_What is required_.
In total, how many lines of the data contain the word "label"? Only that number is wanted.

(Dataset rows for apps and sites)

──────────────────────────────

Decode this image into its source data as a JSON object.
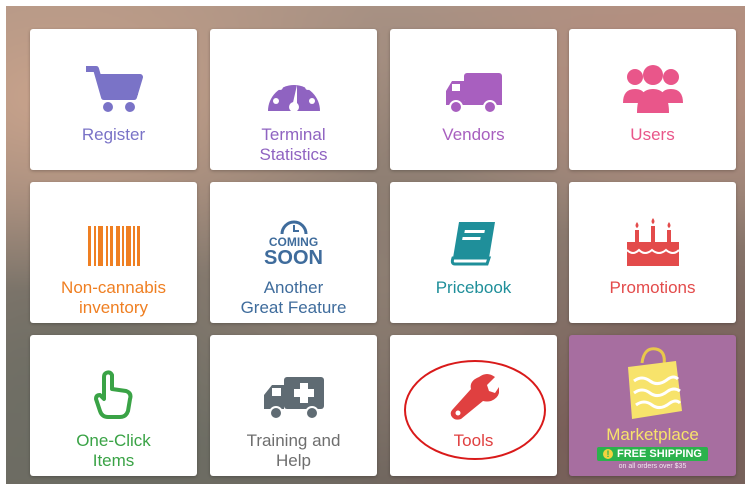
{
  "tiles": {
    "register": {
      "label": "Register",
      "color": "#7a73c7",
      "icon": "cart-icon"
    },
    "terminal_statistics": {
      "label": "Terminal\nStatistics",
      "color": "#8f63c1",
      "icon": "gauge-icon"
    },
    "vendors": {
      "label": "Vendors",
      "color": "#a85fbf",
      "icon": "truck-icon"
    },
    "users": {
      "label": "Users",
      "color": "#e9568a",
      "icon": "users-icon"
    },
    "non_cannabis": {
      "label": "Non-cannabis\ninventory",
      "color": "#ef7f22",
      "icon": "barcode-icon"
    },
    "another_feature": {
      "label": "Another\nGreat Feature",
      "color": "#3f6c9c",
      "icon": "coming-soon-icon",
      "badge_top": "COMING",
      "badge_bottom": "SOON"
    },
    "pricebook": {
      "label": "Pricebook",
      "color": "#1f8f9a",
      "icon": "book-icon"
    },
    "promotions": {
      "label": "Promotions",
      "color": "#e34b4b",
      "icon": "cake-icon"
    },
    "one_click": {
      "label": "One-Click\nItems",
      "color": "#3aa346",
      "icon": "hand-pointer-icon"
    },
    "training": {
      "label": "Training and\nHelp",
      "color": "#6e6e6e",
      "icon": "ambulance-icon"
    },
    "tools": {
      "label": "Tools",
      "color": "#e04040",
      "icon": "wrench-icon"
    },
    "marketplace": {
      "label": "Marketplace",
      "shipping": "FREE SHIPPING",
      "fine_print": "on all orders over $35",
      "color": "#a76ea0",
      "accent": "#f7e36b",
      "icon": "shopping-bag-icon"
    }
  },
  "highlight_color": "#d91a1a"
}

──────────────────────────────

_Result of this exercise_.
12